::: DATASET RECORDS :::
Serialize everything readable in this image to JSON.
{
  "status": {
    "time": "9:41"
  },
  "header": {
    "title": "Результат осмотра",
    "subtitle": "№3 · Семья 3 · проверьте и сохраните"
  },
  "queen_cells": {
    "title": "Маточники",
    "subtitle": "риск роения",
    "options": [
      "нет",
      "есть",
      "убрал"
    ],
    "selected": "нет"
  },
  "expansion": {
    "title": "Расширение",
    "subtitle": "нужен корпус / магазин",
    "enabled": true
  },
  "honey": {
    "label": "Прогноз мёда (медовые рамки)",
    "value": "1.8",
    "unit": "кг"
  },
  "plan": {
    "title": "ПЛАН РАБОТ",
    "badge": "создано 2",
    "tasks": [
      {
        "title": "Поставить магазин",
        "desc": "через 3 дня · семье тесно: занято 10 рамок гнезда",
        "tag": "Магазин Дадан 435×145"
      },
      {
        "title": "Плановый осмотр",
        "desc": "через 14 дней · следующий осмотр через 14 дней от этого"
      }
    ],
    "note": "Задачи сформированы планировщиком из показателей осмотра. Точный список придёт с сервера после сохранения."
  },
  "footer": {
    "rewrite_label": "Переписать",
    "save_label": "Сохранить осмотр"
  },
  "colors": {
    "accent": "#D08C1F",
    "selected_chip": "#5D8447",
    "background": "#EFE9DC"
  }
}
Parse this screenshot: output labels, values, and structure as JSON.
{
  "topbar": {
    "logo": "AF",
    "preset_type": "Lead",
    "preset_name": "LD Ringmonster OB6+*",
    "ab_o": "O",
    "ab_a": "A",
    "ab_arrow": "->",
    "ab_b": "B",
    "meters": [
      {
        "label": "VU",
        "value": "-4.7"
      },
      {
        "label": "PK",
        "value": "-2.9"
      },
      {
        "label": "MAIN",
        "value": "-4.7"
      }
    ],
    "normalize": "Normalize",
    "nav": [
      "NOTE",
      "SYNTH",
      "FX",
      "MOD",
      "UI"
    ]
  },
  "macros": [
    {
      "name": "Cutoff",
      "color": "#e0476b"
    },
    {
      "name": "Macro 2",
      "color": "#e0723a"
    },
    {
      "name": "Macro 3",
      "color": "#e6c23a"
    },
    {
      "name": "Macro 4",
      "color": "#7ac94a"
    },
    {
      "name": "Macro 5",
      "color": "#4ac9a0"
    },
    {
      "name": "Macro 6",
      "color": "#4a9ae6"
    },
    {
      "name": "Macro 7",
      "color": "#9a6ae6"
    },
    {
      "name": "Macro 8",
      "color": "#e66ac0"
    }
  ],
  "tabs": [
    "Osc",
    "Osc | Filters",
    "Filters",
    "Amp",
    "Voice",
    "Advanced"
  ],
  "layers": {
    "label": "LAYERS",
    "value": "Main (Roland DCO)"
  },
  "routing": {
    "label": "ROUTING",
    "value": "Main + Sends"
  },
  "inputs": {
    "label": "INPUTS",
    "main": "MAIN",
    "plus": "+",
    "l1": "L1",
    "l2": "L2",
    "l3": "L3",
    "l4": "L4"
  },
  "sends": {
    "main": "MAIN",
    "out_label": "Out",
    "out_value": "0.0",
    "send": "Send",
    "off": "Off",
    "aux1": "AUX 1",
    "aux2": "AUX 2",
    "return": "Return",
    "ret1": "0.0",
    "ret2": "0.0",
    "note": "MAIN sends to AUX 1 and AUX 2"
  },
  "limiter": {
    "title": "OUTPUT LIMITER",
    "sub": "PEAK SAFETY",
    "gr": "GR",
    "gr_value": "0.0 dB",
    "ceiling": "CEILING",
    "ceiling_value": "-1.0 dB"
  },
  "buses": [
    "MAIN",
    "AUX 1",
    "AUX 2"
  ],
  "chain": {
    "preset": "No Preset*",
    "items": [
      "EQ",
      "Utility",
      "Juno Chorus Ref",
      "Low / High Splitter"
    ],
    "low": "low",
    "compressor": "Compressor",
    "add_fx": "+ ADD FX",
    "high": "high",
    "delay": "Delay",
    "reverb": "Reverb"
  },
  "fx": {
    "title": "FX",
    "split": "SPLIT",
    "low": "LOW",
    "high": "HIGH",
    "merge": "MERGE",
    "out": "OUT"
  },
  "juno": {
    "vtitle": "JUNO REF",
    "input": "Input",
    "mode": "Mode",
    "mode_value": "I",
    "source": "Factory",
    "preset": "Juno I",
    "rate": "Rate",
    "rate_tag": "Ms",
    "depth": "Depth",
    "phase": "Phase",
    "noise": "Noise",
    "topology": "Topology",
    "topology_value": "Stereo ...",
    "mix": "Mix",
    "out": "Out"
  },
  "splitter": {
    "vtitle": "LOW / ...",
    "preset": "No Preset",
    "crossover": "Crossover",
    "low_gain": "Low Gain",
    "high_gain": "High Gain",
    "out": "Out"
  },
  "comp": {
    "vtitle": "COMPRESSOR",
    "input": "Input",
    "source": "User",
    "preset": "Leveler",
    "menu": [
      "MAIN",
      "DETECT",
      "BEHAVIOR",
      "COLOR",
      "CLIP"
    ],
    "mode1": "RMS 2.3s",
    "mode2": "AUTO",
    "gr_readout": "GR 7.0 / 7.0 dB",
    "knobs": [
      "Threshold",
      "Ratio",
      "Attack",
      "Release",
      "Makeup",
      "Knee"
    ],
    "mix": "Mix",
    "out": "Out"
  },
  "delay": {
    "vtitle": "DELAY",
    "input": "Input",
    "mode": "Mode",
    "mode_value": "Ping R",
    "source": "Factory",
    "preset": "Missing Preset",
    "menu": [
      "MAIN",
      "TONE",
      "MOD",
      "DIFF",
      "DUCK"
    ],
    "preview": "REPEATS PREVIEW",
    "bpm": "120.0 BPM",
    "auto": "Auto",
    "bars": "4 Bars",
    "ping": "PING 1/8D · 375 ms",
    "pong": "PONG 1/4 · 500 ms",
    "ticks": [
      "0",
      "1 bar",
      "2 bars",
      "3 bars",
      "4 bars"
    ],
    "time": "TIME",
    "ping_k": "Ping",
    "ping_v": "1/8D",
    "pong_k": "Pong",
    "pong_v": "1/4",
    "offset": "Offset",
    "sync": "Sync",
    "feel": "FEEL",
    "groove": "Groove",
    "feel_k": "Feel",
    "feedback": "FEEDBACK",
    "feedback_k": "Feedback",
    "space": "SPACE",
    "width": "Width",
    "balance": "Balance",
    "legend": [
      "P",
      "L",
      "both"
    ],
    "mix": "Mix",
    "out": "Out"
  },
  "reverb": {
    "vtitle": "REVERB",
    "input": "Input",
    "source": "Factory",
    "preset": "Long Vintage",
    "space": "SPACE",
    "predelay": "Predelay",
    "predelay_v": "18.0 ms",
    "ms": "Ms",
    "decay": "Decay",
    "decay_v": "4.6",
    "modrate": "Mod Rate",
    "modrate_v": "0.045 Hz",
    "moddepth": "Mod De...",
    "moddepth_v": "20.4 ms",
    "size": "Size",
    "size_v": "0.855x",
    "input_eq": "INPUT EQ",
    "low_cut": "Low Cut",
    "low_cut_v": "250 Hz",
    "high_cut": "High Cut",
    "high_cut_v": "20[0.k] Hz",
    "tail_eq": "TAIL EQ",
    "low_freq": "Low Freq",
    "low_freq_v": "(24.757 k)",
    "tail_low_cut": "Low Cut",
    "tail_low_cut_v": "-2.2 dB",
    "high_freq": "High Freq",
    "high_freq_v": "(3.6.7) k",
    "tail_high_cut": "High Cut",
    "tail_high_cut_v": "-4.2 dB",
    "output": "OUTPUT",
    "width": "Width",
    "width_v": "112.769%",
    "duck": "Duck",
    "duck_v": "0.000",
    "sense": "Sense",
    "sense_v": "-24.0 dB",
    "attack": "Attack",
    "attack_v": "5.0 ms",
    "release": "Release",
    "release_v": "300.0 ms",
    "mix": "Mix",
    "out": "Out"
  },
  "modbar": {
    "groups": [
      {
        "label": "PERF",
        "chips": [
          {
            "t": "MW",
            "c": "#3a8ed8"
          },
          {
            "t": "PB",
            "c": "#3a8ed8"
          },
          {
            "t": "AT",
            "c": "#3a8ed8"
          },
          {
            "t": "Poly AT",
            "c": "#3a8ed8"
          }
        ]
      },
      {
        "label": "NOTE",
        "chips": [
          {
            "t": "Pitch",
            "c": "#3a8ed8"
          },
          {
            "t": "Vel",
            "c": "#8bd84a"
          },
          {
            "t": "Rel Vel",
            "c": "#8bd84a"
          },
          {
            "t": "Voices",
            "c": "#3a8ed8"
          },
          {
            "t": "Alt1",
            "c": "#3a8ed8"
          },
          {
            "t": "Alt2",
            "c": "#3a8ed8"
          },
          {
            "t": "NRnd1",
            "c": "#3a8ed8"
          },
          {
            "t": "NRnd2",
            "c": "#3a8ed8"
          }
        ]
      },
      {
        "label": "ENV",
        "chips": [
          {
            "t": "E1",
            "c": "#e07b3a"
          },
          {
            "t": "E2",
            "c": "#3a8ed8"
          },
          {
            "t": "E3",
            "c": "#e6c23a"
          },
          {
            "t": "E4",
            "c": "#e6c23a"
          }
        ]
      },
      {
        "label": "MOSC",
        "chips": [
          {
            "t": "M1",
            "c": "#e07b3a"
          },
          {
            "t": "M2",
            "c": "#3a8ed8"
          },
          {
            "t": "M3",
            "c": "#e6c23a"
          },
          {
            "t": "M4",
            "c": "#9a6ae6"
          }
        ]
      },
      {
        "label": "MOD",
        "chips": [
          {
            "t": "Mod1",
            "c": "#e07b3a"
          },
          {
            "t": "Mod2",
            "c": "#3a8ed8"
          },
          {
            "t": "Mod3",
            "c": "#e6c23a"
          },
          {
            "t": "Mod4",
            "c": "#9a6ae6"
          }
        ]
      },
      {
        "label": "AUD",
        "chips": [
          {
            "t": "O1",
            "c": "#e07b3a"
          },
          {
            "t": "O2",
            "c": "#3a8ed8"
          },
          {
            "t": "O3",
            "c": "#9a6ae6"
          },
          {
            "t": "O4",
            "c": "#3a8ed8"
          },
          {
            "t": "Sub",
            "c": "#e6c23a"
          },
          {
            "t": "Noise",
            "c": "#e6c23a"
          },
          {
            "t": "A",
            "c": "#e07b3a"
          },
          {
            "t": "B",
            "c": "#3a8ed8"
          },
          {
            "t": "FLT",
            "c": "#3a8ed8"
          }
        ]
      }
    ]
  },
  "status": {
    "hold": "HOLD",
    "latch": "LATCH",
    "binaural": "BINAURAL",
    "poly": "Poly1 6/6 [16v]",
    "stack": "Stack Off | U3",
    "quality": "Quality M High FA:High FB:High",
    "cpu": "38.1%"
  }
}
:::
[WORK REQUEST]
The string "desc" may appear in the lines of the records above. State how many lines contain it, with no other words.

[ANSWER AREA]
2